I feel that often as educators we are often looking into the future too much... planning the direction, needing to know where we are going, rather than focussing on where we are now...
Sure, as educators we do need to know where we are going, so that we can prepare ourselves for the needs of the children... its like looking for the best route, or the weather forecast to be able to make the best decisions about what clothes to wear and what equipment is need to deal with the terrain. BUT equally important is to know the now... to know IF the children/learners are prepared or have the ability to deal with the obstacles of that terrain, or whether another route, or practice is needed before that journey can begin.
We need to #slowdown and #lookclosely - to see the every day from multiple perspectives.
So things to think about to become a here and now teacher...
Pay attention - be aware of your own state of sensitivity so that you are able to deal with the emotions of children
Take a step back and observe. Make informed decision from your observations to interact optimally.
Flexibility - dare to make mistakes and try things in a new way.

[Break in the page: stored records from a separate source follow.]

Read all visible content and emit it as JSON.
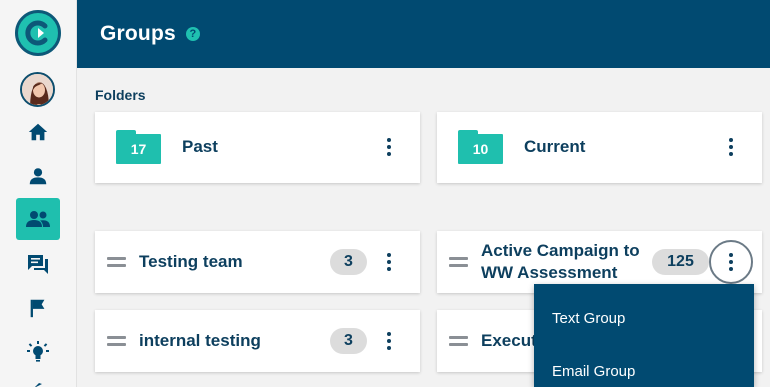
{
  "header": {
    "title": "Groups",
    "help_glyph": "?"
  },
  "sidebar": {
    "items": [
      {
        "name": "home",
        "icon": "home-icon"
      },
      {
        "name": "contacts",
        "icon": "person-icon"
      },
      {
        "name": "groups",
        "icon": "people-icon",
        "active": true
      },
      {
        "name": "messages",
        "icon": "chat-icon"
      },
      {
        "name": "campaigns",
        "icon": "flag-icon"
      },
      {
        "name": "ideas",
        "icon": "lightbulb-icon"
      }
    ]
  },
  "folders_section": {
    "label": "Folders"
  },
  "folders": [
    {
      "name": "Past",
      "count": "17"
    },
    {
      "name": "Current",
      "count": "10"
    }
  ],
  "groups": [
    {
      "name": "Testing team",
      "count": "3"
    },
    {
      "name": "Active Campaign to WW Assessment",
      "name_line1": "Active Campaign to",
      "name_line2": "WW Assessment",
      "count": "125"
    },
    {
      "name": "internal testing",
      "count": "3"
    },
    {
      "name": "Execut"
    }
  ],
  "dropdown": {
    "items": [
      {
        "label": "Text Group"
      },
      {
        "label": "Email Group"
      }
    ]
  },
  "colors": {
    "header_bg": "#014a71",
    "accent": "#1fbfae",
    "text_dark": "#0d3f5e"
  }
}
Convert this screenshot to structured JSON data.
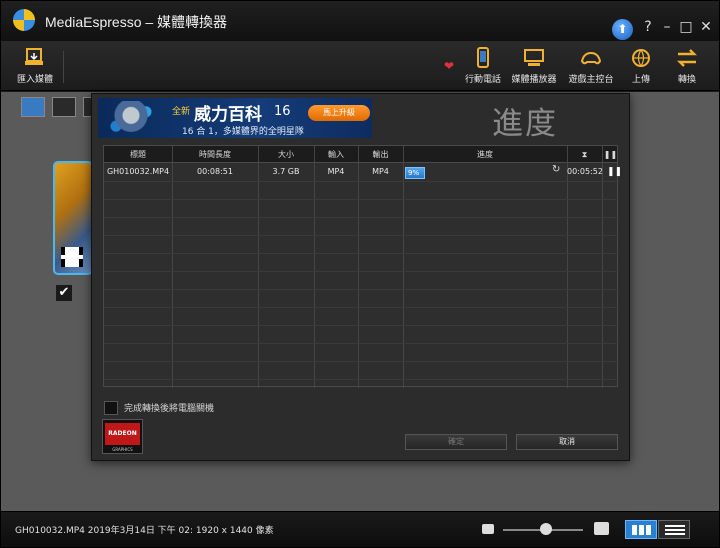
{
  "app": {
    "title": "MediaEspresso – 媒體轉換器"
  },
  "window_controls": {
    "help": "?",
    "minimize": "–",
    "maximize": "□",
    "close": "✕"
  },
  "toolbar": {
    "import_label": "匯入媒體",
    "items": [
      {
        "label": "行動電話",
        "icon": "phone-icon"
      },
      {
        "label": "媒體播放器",
        "icon": "media-player-icon"
      },
      {
        "label": "遊戲主控台",
        "icon": "game-console-icon"
      },
      {
        "label": "上傳",
        "icon": "upload-globe-icon"
      },
      {
        "label": "轉換",
        "icon": "convert-icon"
      }
    ]
  },
  "banner": {
    "new_label": "全新",
    "title": "威力百科",
    "number": "16",
    "subtitle": "16 合 1，多媒體界的全明星隊",
    "button": "馬上升級"
  },
  "dialog": {
    "title": "進度",
    "columns": [
      "標題",
      "時間長度",
      "大小",
      "輸入",
      "輸出",
      "進度",
      "⧗",
      "❚❚"
    ],
    "rows": [
      {
        "title": "GH010032.MP4",
        "duration": "00:08:51",
        "size": "3.7 GB",
        "input": "MP4",
        "output": "MP4",
        "progress_text": "9%",
        "progress": 0.09,
        "remaining": "00:05:52"
      }
    ],
    "shutdown_label": "完成轉換後將電腦關機",
    "ok_button": "確定",
    "cancel_button": "取消",
    "radeon_label": "RADEON",
    "radeon_sub": "GRAPHICS"
  },
  "statusbar": {
    "text": "GH010032.MP4  2019年3月14日 下午 02:  1920 x 1440 像素"
  },
  "colors": {
    "accent": "#2a80d0",
    "progress": "#50a8f0",
    "radeon_red": "#c01818"
  }
}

Switch of "auto-pilot" and take the time to observe what is really happening with the child/ren
Active listening - with your ears, eyes, heart and mind to what the child/ren are actually communicating
Preparation - being a step ahead (not looking to the future, but being prepared to meet the needs of the children). This can also help you regulate your own emotions and be able to better meet the needs of the child/ren
Self-awareness - be aware of your own trigger point, what sets you off, and how can you avoid that.
Plan - take the time to plan some strategies as to how you manage stressful and challenging situations, especially those that trigger you.
be present... see, hear and feel the child/ren. Make a conscious decision to be present
slow down - look closely
It is important to consider that to become a hear-and-now educator we need to be aware of ourselves, and how our own vulnerability can impact the children and the play and learning space.
It is not simply about the children.
it is always and interaction between adults and children - and our emotions, our prejudices, our trigger points etc all will impact each other. Our adult existence in the same space as children has power, no matter how we try to be as democratic in our practice. I think by being aware of this power and using it to enable and empower children we are then harnessing it for a greater good - but it can very easily be abused or misused or even taken too lightly - and therefore the power balance will always lean heavily in favour of the adult with little space for the child to fully exert their own.
Over the years I have often heard the phrase "we learn with the children"
and I feel that this phrase has been misinterpreted - it does not give you as an educator a free pass to learn a subject at the exact same time with the children... but we do not need to know everything and be the expert "filling" the child with facts either...
its a like a parallel learning together... our educator learning journey line is always a few steps ahead... so that we are able to understand the terrain the children are about to navigate and can ensure they have the right tools to maximise their experience... or to know that the children are not yet prepared for this path and that the risk for failure would have too much of a negative impact on the learners...
Also i think that learning takes a lot of energy... and if the educator is learning at the exact same time as the child then there is not always enough energy to be a here and now educator.
This does not mean we cannot share new wonders together, or share new discoveries together. Life is far too amazing and complex to always be a step ahead... that is where the flexibility comes in. We can't simply do things one way... we cannot be prepared all the time, but to the best of our ability. And the more we are here and now educators the better chance we have of being suitably prepared. As we have an understanding of ourselves and the children... and that enables us to meet whatever life throws at us with more confidence.